The number of targets exported by a DAOS server instance is configurable and depends on the underlying hardware (i.e., the number of SCM modules, CPUs, NVMe SSDs ...). A target is the unit of fault.

Storage API, Application Interface and Tools

Applications, users, and administrators can interact with a DAOS system through two different client APIs. The management API offers the ability to administrate a DAOS system. It is intended to be integrated with different vendor-specific storage management or open-source orchestration frameworks. A CLI tool is built over the DAOS management API. On the other hand, the DAOS library (i.e., libdaos) implements the DAOS storage model and is primarily targeted at application and I/O middleware developers who want to store datasets in a DAOS system. User utilities are also built over the API to allow users to manage datasets from a CLI.

Applications can access datasets stored in DAOS either directly through the native DAOS API or an I/O middleware libraries (e.g. POSIX emulation, MPI-IO, HDF5) or frameworks (e.g., Spark, TensorFlow) already integrated with the native DAOS storage model.

Agent

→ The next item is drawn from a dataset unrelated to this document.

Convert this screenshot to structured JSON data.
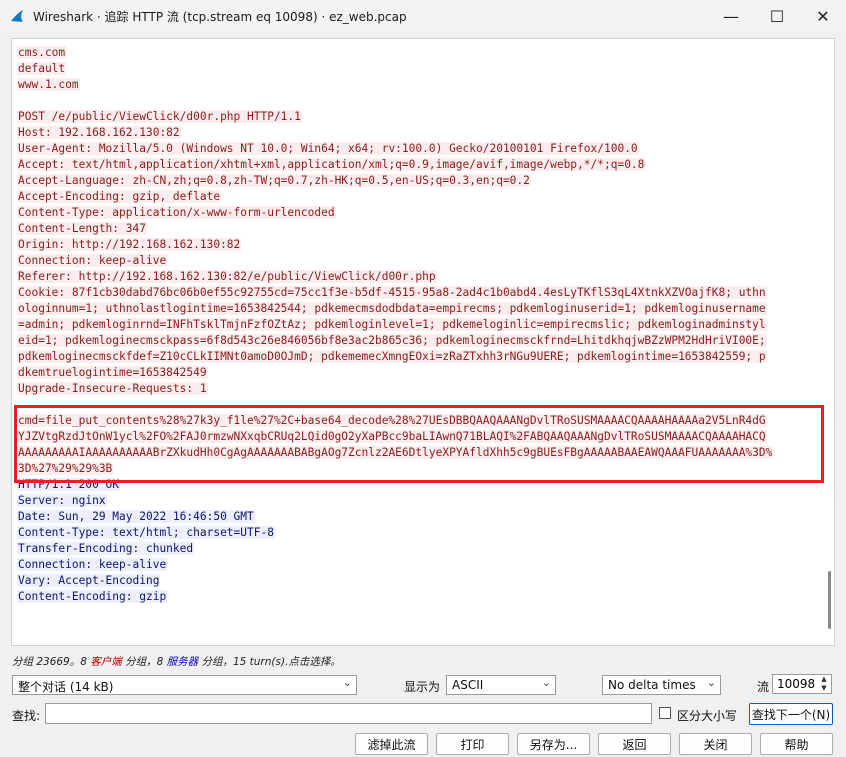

The DAOS agent is a daemon residing on the client node that interacts with the DAOS library to authenticate the application process. It is a trusted entity that can sign the DAOS Client credentials using certificates. The agent can support different authentication frameworks and uses a Unix Domain Socket to communicate with the client library.